After I’d been running the poetry workshop for a year, I began to work on a young adult novel (WEAVING MAGIC, Forthcoming April 2012) in which my main character’s parent was in prison. During my research, I found the Western Washington’s Volunteers of America Children of Promise Program in which mentors are matched with young people who have a parent incarcerated. This mentoring sounded like something I would like to do, but I didn’t know if I could make the two year commitment. I printed the application and set it on my desk. It sat there for a very long time! Finally, the time felt right and I applied. A year ago, I was matched with a young lady who was eleven. We have a great time together and I’m so glad I am a mentor!

How many writers have you officially mentored?
Lots! I’ve been running the juvenile detention poetry workshop for over five-years. Each week, I meet with two groups of kids. There are about eight to ten kids in a workshop. Some of the teens repeat back through the detention center many times. Others are only at the detention center once. You can read some of the kid’s poems and find out about the poetry workshop at

What strengths do you bring as a mentor?
I am a good listener, and fun! I also set good boundaries which is important when working with kids-at risk.

Have you been a mentee? If so, what from that experience helps you be the best mentor you can be?
I have been a mentee! When I left teaching, I met a woman at an American Association for University Women meeting. She and I connected, and she became my mentor. She taught and encouraged me how to run a successful business. Laura has also been a Big Sister in the Big Sister/Big Brother Program, and she encouraged me to become a mentor myself. I often go to Laura when I need a sounding board for my relationship with my mentee.

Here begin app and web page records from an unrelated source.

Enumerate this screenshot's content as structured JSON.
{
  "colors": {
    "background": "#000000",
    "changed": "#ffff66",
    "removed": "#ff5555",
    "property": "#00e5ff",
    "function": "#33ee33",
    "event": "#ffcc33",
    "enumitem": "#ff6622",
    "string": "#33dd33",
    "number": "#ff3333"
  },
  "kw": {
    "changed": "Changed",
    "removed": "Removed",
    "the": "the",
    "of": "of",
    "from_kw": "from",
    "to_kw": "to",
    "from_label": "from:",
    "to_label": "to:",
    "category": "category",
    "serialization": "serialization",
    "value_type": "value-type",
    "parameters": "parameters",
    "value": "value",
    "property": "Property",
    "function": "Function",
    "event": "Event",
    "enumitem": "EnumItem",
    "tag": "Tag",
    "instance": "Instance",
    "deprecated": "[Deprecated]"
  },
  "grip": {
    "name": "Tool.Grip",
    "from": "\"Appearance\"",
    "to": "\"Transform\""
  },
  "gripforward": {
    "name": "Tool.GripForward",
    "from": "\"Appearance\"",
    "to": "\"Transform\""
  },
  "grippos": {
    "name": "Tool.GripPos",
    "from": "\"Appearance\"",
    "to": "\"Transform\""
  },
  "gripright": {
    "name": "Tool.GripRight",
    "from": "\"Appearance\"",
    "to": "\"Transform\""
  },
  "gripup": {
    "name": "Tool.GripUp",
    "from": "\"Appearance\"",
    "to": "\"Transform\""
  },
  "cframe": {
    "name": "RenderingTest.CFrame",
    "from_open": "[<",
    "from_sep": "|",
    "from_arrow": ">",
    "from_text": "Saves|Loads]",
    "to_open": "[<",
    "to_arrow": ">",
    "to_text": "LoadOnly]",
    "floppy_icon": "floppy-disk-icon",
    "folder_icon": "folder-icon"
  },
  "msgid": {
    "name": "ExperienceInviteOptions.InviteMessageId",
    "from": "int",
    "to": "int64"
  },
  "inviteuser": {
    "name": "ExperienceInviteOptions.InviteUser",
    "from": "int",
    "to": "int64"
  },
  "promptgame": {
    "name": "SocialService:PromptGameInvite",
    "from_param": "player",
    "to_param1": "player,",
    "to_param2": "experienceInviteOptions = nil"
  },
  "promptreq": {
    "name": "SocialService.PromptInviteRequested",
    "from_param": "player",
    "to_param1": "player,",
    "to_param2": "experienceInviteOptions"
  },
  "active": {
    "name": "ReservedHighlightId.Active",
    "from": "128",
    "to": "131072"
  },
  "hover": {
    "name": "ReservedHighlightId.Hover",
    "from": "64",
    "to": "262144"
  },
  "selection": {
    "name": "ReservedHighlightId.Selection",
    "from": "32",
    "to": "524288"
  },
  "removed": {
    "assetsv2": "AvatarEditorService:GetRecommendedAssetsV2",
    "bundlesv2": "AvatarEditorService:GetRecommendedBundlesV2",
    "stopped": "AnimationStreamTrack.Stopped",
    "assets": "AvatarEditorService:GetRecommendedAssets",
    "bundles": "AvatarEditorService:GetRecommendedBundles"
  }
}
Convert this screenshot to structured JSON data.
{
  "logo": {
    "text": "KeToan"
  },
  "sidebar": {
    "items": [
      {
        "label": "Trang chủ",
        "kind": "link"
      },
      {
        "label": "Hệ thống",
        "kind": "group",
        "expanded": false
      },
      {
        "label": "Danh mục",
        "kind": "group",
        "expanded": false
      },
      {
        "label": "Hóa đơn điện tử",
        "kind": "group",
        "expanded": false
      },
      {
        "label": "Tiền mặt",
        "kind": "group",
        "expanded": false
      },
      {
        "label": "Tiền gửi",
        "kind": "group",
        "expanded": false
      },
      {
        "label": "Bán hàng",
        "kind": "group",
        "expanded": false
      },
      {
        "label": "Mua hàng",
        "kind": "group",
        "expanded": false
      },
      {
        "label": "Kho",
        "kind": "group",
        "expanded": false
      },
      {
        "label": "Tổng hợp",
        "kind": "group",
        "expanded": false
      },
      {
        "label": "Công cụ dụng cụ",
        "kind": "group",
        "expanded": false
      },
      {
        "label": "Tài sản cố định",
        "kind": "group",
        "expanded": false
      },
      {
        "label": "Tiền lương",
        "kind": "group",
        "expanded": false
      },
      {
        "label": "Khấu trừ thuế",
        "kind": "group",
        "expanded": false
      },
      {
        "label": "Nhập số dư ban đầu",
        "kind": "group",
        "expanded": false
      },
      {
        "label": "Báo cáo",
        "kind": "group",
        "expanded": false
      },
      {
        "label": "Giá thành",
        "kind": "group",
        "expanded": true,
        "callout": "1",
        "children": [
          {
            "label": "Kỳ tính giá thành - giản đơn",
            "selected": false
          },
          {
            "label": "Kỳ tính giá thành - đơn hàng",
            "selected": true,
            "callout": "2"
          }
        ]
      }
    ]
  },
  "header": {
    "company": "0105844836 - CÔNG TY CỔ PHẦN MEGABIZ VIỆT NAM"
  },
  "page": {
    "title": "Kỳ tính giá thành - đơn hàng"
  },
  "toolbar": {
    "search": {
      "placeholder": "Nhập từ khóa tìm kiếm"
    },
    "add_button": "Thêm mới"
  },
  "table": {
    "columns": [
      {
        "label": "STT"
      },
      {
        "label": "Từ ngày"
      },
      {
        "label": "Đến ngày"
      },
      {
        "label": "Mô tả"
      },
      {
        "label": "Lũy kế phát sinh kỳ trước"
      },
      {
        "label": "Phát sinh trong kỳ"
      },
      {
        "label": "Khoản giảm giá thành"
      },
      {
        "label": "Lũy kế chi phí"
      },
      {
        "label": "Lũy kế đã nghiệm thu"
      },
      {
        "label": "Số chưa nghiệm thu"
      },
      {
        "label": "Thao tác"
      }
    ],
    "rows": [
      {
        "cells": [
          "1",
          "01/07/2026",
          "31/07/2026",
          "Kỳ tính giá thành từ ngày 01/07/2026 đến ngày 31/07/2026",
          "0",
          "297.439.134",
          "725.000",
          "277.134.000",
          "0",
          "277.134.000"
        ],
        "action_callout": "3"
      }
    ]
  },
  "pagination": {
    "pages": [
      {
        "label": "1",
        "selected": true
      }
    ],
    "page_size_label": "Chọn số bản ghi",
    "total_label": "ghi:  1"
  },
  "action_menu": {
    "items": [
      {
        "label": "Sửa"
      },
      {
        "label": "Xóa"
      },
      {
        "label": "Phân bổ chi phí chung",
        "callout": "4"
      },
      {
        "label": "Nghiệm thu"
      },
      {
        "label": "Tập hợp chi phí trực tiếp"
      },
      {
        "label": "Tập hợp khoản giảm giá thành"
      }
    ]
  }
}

If you could mentor any writer throughout time, who would it be and why?
Any teen. I love working with teens. Their voices are so fresh, and they are so honest in their writing.

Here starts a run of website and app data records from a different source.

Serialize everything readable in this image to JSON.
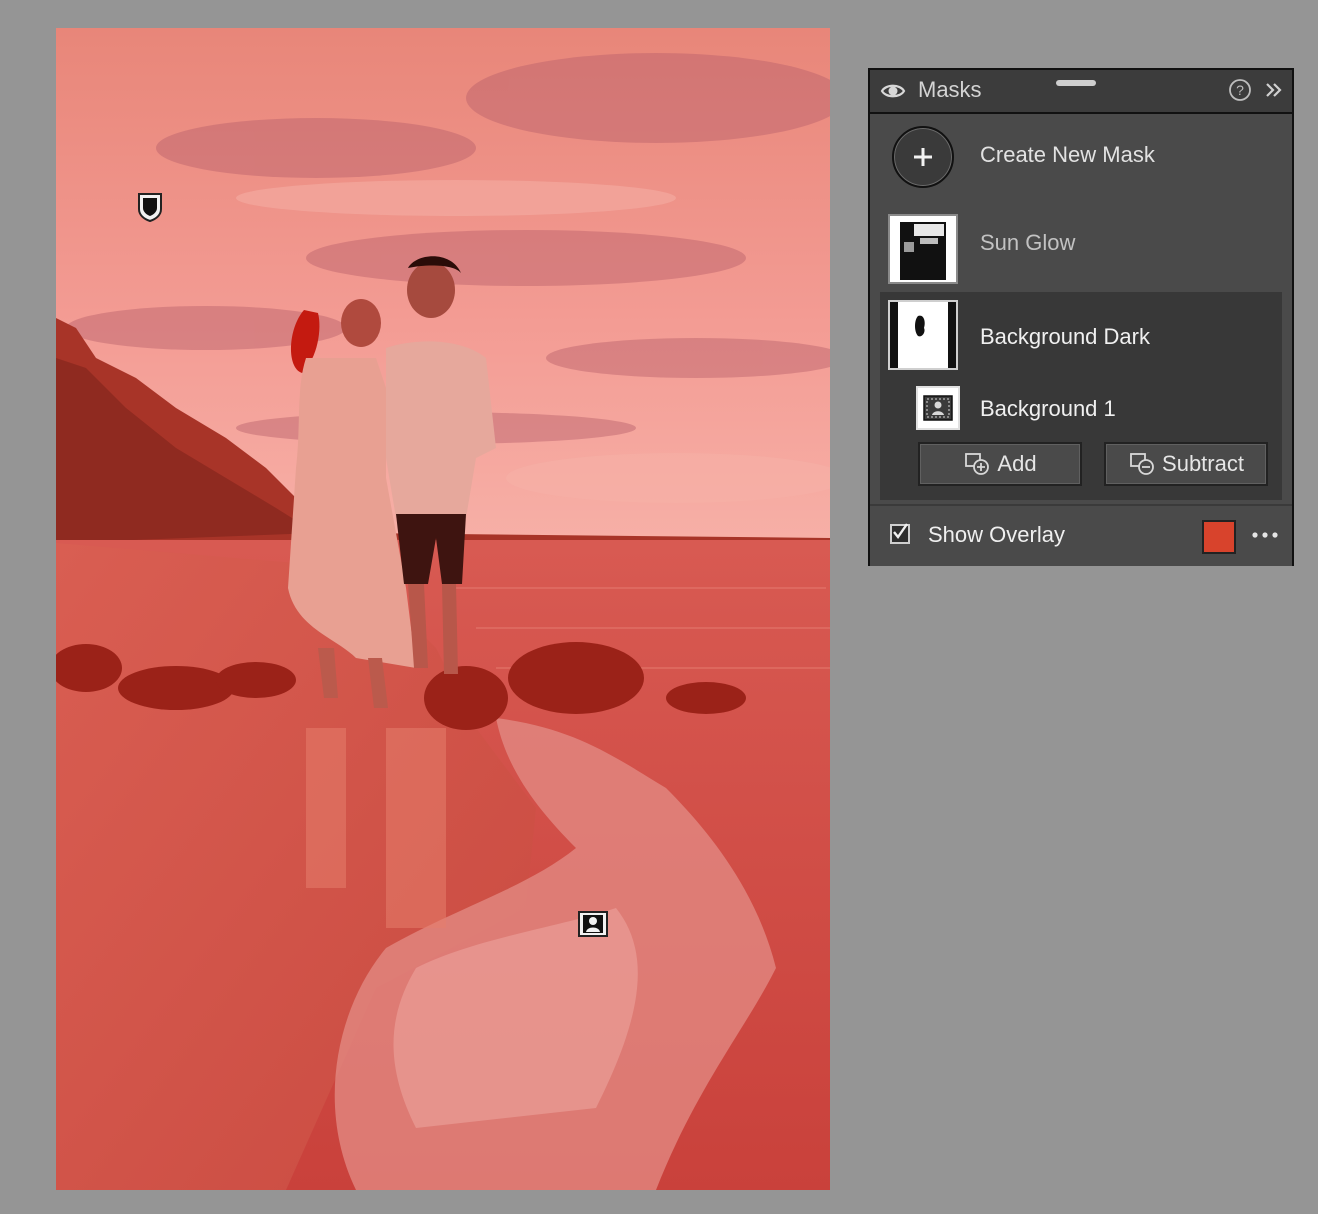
{
  "panel": {
    "title": "Masks",
    "create_label": "Create New Mask",
    "masks": [
      {
        "name": "Sun Glow",
        "selected": false
      },
      {
        "name": "Background Dark",
        "selected": true,
        "components": [
          {
            "name": "Background 1",
            "icon": "portrait-icon"
          }
        ]
      }
    ],
    "add_label": "Add",
    "subtract_label": "Subtract",
    "overlay_label": "Show Overlay",
    "overlay_checked": true,
    "overlay_color": "#d8432c"
  },
  "canvas": {
    "overlay_color": "#d8432c",
    "pins": [
      {
        "icon": "shield-icon"
      },
      {
        "icon": "person-icon"
      }
    ]
  }
}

If you could be mentored by any writer throughout time, who would it be and why?
Cynthia Voigt! I loved her stories as a teen. I loved the courage and heart-felt honestly which resonated in her characters. I read and reread Dicey’s Song and Homecoming, and I think a lot of Dicey’s character is in my STAINED GLASS SUMMER character, Jasmine.

Thank you, Mindy!